Mike Royko, a columnist for the Chicago Tribune, recently wrote about what it means to be culturally aware in a society saturated with too many things to be aware of. Royko tells a story of being at a cocktail party where "everybody in the parlor had taken a firm position of one of the great issues of the day." The issue in this case was who the better talk show host was: Jay Leno or David Letterman. Royko was forced into confessing that he hadn't watched the Tonight Show in 15 years, and had only seen The Late Show with David Letterman once. The other guests were appalled. As Royko tells it, one serious looking guest told him, "I would think that as an observer of popular culture and social trends, you would feel it is your professional obligation to watch shows that are so much a part of the American fabric."

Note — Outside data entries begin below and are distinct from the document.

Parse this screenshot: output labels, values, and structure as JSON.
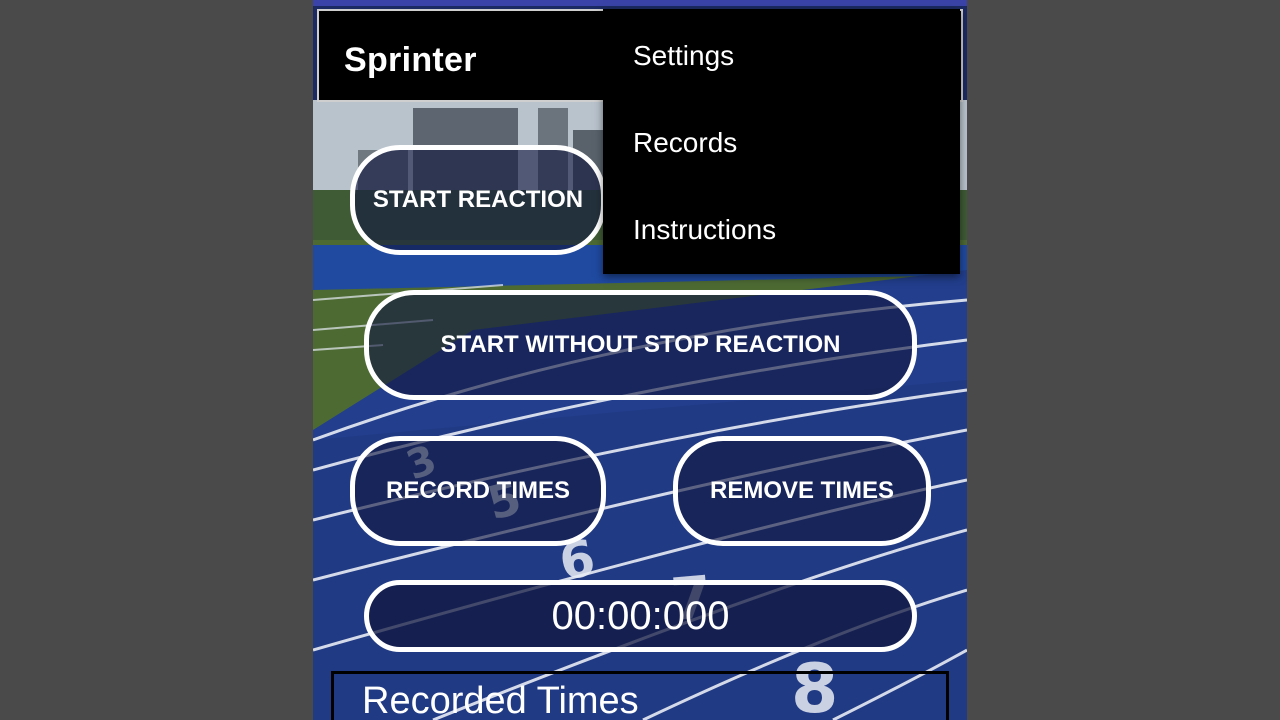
{
  "app": {
    "title": "Sprinter"
  },
  "menu": {
    "items": [
      {
        "label": "Settings"
      },
      {
        "label": "Records"
      },
      {
        "label": "Instructions"
      }
    ]
  },
  "buttons": {
    "start_reaction": "START REACTION",
    "start_without_stop": "START WITHOUT STOP REACTION",
    "record_times": "RECORD TIMES",
    "remove_times": "REMOVE TIMES"
  },
  "timer": {
    "value": "00:00:000"
  },
  "records": {
    "title": "Recorded Times"
  },
  "background": {
    "description_icon": "running-track-photo"
  },
  "colors": {
    "app_bar": "#000000",
    "button_border": "#ffffff",
    "track_blue": "#233a86"
  }
}
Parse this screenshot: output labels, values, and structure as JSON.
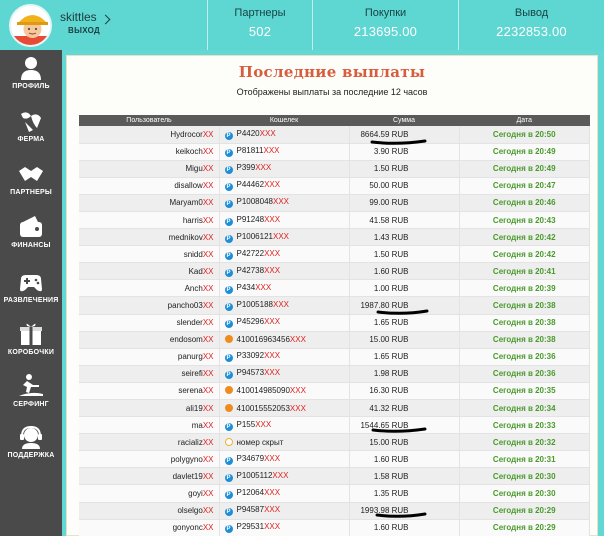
{
  "user": {
    "name": "skittles",
    "logout_label": "ВЫХОД"
  },
  "stats": [
    {
      "label": "Партнеры",
      "value": "502"
    },
    {
      "label": "Покупки",
      "value": "213695.00"
    },
    {
      "label": "Вывод",
      "value": "2232853.00"
    }
  ],
  "nav": [
    {
      "label": "ПРОФИЛЬ",
      "icon": "person-icon"
    },
    {
      "label": "ФЕРМА",
      "icon": "farm-icon"
    },
    {
      "label": "ПАРТНЕРЫ",
      "icon": "handshake-icon"
    },
    {
      "label": "ФИНАНСЫ",
      "icon": "wallet-icon"
    },
    {
      "label": "РАЗВЛЕЧЕНИЯ",
      "icon": "gamepad-icon"
    },
    {
      "label": "КОРОБОЧКИ",
      "icon": "gift-box-icon"
    },
    {
      "label": "СЕРФИНГ",
      "icon": "surfing-icon"
    },
    {
      "label": "ПОДДЕРЖКА",
      "icon": "support-icon"
    }
  ],
  "panel": {
    "title": "Последние выплаты",
    "subtitle": "Отображены выплаты за последние 12 часов"
  },
  "table": {
    "columns": [
      "Пользователь",
      "Кошелек",
      "Сумма",
      "Дата"
    ],
    "rows": [
      {
        "user": "Hydrocor",
        "wallet": "P4420",
        "wtype": "payeer",
        "sum": "8664.59 RUB",
        "date": "Сегодня в 20:50"
      },
      {
        "user": "keikoch",
        "wallet": "P81811",
        "wtype": "payeer",
        "sum": "3.90 RUB",
        "date": "Сегодня в 20:49"
      },
      {
        "user": "Migu",
        "wallet": "P399",
        "wtype": "payeer",
        "sum": "1.50 RUB",
        "date": "Сегодня в 20:49"
      },
      {
        "user": "disallow",
        "wallet": "P44462",
        "wtype": "payeer",
        "sum": "50.00 RUB",
        "date": "Сегодня в 20:47"
      },
      {
        "user": "Maryam0",
        "wallet": "P1008048",
        "wtype": "payeer",
        "sum": "99.00 RUB",
        "date": "Сегодня в 20:46"
      },
      {
        "user": "harris",
        "wallet": "P91248",
        "wtype": "payeer",
        "sum": "41.58 RUB",
        "date": "Сегодня в 20:43"
      },
      {
        "user": "mednikov",
        "wallet": "P1006121",
        "wtype": "payeer",
        "sum": "1.43 RUB",
        "date": "Сегодня в 20:42"
      },
      {
        "user": "snidd",
        "wallet": "P42722",
        "wtype": "payeer",
        "sum": "1.50 RUB",
        "date": "Сегодня в 20:42"
      },
      {
        "user": "Kad",
        "wallet": "P42738",
        "wtype": "payeer",
        "sum": "1.60 RUB",
        "date": "Сегодня в 20:41"
      },
      {
        "user": "Anch",
        "wallet": "P434",
        "wtype": "payeer",
        "sum": "1.00 RUB",
        "date": "Сегодня в 20:39"
      },
      {
        "user": "pancho03",
        "wallet": "P1005188",
        "wtype": "payeer",
        "sum": "1987.80 RUB",
        "date": "Сегодня в 20:38"
      },
      {
        "user": "slender",
        "wallet": "P45296",
        "wtype": "payeer",
        "sum": "1.65 RUB",
        "date": "Сегодня в 20:38"
      },
      {
        "user": "endosom",
        "wallet": "410016963456",
        "wtype": "yandex",
        "sum": "15.00 RUB",
        "date": "Сегодня в 20:38"
      },
      {
        "user": "panurg",
        "wallet": "P33092",
        "wtype": "payeer",
        "sum": "1.65 RUB",
        "date": "Сегодня в 20:36"
      },
      {
        "user": "seirefi",
        "wallet": "P94573",
        "wtype": "payeer",
        "sum": "1.98 RUB",
        "date": "Сегодня в 20:36"
      },
      {
        "user": "serena",
        "wallet": "410014985090",
        "wtype": "yandex",
        "sum": "16.30 RUB",
        "date": "Сегодня в 20:35"
      },
      {
        "user": "ali19",
        "wallet": "410015552053",
        "wtype": "yandex",
        "sum": "41.32 RUB",
        "date": "Сегодня в 20:34"
      },
      {
        "user": "ma",
        "wallet": "P155",
        "wtype": "payeer",
        "sum": "1544.65 RUB",
        "date": "Сегодня в 20:33"
      },
      {
        "user": "racializ",
        "wallet": "номер скрыт",
        "wtype": "hidden",
        "sum": "15.00 RUB",
        "date": "Сегодня в 20:32"
      },
      {
        "user": "polygyno",
        "wallet": "P34679",
        "wtype": "payeer",
        "sum": "1.60 RUB",
        "date": "Сегодня в 20:31"
      },
      {
        "user": "davlet19",
        "wallet": "P1005112",
        "wtype": "payeer",
        "sum": "1.58 RUB",
        "date": "Сегодня в 20:30"
      },
      {
        "user": "goyi",
        "wallet": "P12064",
        "wtype": "payeer",
        "sum": "1.35 RUB",
        "date": "Сегодня в 20:30"
      },
      {
        "user": "olselgo",
        "wallet": "P94587",
        "wtype": "payeer",
        "sum": "1993.98 RUB",
        "date": "Сегодня в 20:29"
      },
      {
        "user": "gonyonc",
        "wallet": "P29531",
        "wtype": "payeer",
        "sum": "1.60 RUB",
        "date": "Сегодня в 20:29"
      }
    ]
  },
  "colors": {
    "topbar": "#5ed6d2",
    "sidebar": "#4a4a4a",
    "title": "#d75d3c",
    "date": "#4a9a2c",
    "masked": "#e02020"
  }
}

Royko's response to this is a heartfelt refusal to bow to some rule that demands one know certain things. "The fact is," he said, "there was a time when everybody would have had to have had an opinion on David Letterman and Jay Leno. But that was before TV viewers could say, as Martin Luther King Jr. once did, 'Free at last!' Yes, there was once a time when the choice was ABC, CBS, NBC, and one or two local stations and the visual trash they tossed my way. But now, thanks to the miracle of cable TV, satellites and the VCR, I have been freed from network tyranny and have my choice of every conceivable form of visual trash."
When today's world is so full of options, why should Royko be held responsible for something he has no desire to know about? Hirsch's idea that in order to be intelligent we should strive to know everything that makes up the "core" of our culture is an impossible and useless goal. When culture was younger and more tightly defined, it might not have been unreasonable to ask that an educated person be able to recognize all the cultural icons. But, the depth and breadth of today's culture makes that a ridiculous requirement.
The Unliteracy Policy
Where am I in the content of the book?